» RECORDS SHOWN:
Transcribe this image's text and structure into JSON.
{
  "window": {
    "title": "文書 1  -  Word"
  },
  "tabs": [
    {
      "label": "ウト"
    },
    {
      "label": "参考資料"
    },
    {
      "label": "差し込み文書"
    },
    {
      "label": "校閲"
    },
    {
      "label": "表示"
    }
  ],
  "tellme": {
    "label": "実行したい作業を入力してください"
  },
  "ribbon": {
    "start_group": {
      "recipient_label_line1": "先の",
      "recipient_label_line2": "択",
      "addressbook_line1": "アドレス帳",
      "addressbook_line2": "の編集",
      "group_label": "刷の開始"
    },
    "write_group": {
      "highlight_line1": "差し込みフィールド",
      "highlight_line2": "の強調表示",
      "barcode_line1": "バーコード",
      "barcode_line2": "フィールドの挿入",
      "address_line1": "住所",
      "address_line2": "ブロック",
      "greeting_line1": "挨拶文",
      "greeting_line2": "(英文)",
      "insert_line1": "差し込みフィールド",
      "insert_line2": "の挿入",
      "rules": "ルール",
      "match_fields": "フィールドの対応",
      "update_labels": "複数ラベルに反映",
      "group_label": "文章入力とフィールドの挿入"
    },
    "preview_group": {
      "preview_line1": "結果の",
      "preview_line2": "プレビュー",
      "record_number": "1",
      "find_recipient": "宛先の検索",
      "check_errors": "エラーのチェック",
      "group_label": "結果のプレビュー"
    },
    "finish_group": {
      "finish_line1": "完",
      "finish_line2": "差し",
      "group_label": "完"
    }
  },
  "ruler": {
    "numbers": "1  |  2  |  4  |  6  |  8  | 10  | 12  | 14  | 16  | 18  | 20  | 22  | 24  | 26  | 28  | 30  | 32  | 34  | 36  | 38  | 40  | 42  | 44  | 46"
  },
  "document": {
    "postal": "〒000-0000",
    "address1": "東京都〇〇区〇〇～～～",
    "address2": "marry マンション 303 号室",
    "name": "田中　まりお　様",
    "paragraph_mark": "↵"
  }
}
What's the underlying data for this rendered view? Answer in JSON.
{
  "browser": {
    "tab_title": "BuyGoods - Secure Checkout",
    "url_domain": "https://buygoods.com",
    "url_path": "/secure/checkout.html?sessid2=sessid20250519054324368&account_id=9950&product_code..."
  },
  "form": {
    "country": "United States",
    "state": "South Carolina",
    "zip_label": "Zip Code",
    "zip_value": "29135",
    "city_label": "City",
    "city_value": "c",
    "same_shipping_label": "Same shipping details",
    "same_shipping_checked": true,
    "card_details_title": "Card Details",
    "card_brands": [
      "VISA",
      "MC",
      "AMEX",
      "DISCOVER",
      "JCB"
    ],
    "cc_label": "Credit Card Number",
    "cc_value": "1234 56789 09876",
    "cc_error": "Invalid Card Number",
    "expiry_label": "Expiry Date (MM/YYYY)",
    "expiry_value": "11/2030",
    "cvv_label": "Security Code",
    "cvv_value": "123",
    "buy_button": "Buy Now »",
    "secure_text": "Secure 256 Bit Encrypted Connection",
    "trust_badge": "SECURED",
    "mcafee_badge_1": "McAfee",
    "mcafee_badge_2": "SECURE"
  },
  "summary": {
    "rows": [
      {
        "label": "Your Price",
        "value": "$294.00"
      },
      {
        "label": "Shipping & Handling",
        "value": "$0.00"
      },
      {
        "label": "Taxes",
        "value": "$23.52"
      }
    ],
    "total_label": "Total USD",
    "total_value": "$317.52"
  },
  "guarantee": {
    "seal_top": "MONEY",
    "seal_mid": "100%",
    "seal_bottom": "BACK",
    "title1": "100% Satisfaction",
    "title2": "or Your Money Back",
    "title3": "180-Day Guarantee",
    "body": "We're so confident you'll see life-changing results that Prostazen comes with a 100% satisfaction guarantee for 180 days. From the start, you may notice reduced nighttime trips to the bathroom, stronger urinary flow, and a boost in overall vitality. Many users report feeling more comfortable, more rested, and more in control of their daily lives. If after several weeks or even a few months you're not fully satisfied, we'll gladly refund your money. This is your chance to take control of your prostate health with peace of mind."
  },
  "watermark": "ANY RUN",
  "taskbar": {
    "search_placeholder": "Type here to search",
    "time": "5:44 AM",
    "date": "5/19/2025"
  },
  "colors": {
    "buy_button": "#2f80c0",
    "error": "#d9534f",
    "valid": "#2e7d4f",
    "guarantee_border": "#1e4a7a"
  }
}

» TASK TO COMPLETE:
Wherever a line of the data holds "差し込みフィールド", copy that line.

» SOLUTION TO THIS PROBLEM:
      "highlight_line1": "差し込みフィールド",
      "insert_line1": "差し込みフィールド",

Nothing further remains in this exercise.